▶ Action item
Return every line below exactly, leaving nothing out.

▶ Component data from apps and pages
○ ○ ○
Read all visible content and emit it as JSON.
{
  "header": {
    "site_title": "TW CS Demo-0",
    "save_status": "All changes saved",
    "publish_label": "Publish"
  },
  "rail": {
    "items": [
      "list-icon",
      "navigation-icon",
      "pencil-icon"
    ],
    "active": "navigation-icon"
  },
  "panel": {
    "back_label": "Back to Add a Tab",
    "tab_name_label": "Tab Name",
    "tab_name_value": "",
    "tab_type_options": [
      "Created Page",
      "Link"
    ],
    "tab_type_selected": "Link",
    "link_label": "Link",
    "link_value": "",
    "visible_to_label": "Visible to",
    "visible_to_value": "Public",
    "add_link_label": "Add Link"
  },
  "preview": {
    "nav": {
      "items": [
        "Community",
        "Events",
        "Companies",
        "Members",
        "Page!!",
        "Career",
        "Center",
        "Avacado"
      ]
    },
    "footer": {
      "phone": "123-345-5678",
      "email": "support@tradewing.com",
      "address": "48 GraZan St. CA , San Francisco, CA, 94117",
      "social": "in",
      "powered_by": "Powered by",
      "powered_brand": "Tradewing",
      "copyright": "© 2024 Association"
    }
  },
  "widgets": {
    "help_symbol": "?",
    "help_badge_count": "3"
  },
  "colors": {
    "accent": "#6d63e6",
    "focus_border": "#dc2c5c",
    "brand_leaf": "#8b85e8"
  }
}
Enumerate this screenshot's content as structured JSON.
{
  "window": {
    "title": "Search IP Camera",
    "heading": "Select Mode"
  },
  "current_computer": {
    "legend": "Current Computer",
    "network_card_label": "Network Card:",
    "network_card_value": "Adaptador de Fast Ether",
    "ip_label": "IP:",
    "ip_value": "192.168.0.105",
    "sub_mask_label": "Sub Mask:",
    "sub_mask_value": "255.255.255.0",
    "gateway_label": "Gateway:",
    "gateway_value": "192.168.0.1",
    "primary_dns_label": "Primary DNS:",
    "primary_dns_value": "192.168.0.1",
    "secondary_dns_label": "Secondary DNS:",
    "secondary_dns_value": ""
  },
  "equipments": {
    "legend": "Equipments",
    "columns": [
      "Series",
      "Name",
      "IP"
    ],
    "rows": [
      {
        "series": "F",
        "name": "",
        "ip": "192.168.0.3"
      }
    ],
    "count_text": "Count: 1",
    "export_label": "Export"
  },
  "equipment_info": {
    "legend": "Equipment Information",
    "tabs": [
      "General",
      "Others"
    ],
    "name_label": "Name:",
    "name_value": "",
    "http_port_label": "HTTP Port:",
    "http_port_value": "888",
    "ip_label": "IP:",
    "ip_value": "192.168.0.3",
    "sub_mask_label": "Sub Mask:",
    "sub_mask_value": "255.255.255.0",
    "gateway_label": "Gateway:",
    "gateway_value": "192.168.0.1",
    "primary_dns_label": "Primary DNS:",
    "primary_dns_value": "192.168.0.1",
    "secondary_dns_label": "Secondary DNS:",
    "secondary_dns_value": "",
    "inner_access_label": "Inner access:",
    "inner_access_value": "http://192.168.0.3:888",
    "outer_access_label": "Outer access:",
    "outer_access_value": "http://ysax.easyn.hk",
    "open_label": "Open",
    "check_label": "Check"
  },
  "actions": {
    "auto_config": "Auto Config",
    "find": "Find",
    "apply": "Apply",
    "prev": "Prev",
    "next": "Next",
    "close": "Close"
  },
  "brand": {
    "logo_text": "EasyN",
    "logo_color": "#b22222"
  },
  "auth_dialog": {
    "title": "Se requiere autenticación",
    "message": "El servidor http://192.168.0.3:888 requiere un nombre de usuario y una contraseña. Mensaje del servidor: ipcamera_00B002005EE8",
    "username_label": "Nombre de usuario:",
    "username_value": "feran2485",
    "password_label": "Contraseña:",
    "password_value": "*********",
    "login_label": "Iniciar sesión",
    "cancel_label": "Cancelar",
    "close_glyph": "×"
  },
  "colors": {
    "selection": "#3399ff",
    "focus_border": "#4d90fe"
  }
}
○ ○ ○
▶ Result of this exercise
Read all visible content and emit it as JSON.
{
  "header": {
    "site_title": "TW CS Demo-0",
    "save_status": "All changes saved",
    "publish_label": "Publish"
  },
  "rail": {
    "items": [
      "list-icon",
      "navigation-icon",
      "pencil-icon"
    ],
    "active": "navigation-icon"
  },
  "panel": {
    "back_label": "Back to Add a Tab",
    "tab_name_label": "Tab Name",
    "tab_name_value": "",
    "tab_type_options": [
      "Created Page",
      "Link"
    ],
    "tab_type_selected": "Link",
    "link_label": "Link",
    "link_value": "",
    "visible_to_label": "Visible to",
    "visible_to_value": "Public",
    "add_link_label": "Add Link"
  },
  "preview": {
    "nav": {
      "items": [
        "Community",
        "Events",
        "Companies",
        "Members",
        "Page!!",
        "Career",
        "Center",
        "Avacado"
      ]
    },
    "footer": {
      "phone": "123-345-5678",
      "email": "support@tradewing.com",
      "address": "48 GraZan St. CA , San Francisco, CA, 94117",
      "social": "in",
      "powered_by": "Powered by",
      "powered_brand": "Tradewing",
      "copyright": "© 2024 Association"
    }
  },
  "widgets": {
    "help_symbol": "?",
    "help_badge_count": "3"
  },
  "colors": {
    "accent": "#6d63e6",
    "focus_border": "#dc2c5c",
    "brand_leaf": "#8b85e8"
  }
}
Enumerate this screenshot's content as structured JSON.
{
  "window": {
    "title": "Search IP Camera",
    "heading": "Select Mode"
  },
  "current_computer": {
    "legend": "Current Computer",
    "network_card_label": "Network Card:",
    "network_card_value": "Adaptador de Fast Ether",
    "ip_label": "IP:",
    "ip_value": "192.168.0.105",
    "sub_mask_label": "Sub Mask:",
    "sub_mask_value": "255.255.255.0",
    "gateway_label": "Gateway:",
    "gateway_value": "192.168.0.1",
    "primary_dns_label": "Primary DNS:",
    "primary_dns_value": "192.168.0.1",
    "secondary_dns_label": "Secondary DNS:",
    "secondary_dns_value": ""
  },
  "equipments": {
    "legend": "Equipments",
    "columns": [
      "Series",
      "Name",
      "IP"
    ],
    "rows": [
      {
        "series": "F",
        "name": "",
        "ip": "192.168.0.3"
      }
    ],
    "count_text": "Count: 1",
    "export_label": "Export"
  },
  "equipment_info": {
    "legend": "Equipment Information",
    "tabs": [
      "General",
      "Others"
    ],
    "name_label": "Name:",
    "name_value": "",
    "http_port_label": "HTTP Port:",
    "http_port_value": "888",
    "ip_label": "IP:",
    "ip_value": "192.168.0.3",
    "sub_mask_label": "Sub Mask:",
    "sub_mask_value": "255.255.255.0",
    "gateway_label": "Gateway:",
    "gateway_value": "192.168.0.1",
    "primary_dns_label": "Primary DNS:",
    "primary_dns_value": "192.168.0.1",
    "secondary_dns_label": "Secondary DNS:",
    "secondary_dns_value": "",
    "inner_access_label": "Inner access:",
    "inner_access_value": "http://192.168.0.3:888",
    "outer_access_label": "Outer access:",
    "outer_access_value": "http://ysax.easyn.hk",
    "open_label": "Open",
    "check_label": "Check"
  },
  "actions": {
    "auto_config": "Auto Config",
    "find": "Find",
    "apply": "Apply",
    "prev": "Prev",
    "next": "Next",
    "close": "Close"
  },
  "brand": {
    "logo_text": "EasyN",
    "logo_color": "#b22222"
  },
  "auth_dialog": {
    "title": "Se requiere autenticación",
    "message": "El servidor http://192.168.0.3:888 requiere un nombre de usuario y una contraseña. Mensaje del servidor: ipcamera_00B002005EE8",
    "username_label": "Nombre de usuario:",
    "username_value": "feran2485",
    "password_label": "Contraseña:",
    "password_value": "*********",
    "login_label": "Iniciar sesión",
    "cancel_label": "Cancelar",
    "close_glyph": "×"
  },
  "colors": {
    "selection": "#3399ff",
    "focus_border": "#4d90fe"
  }
}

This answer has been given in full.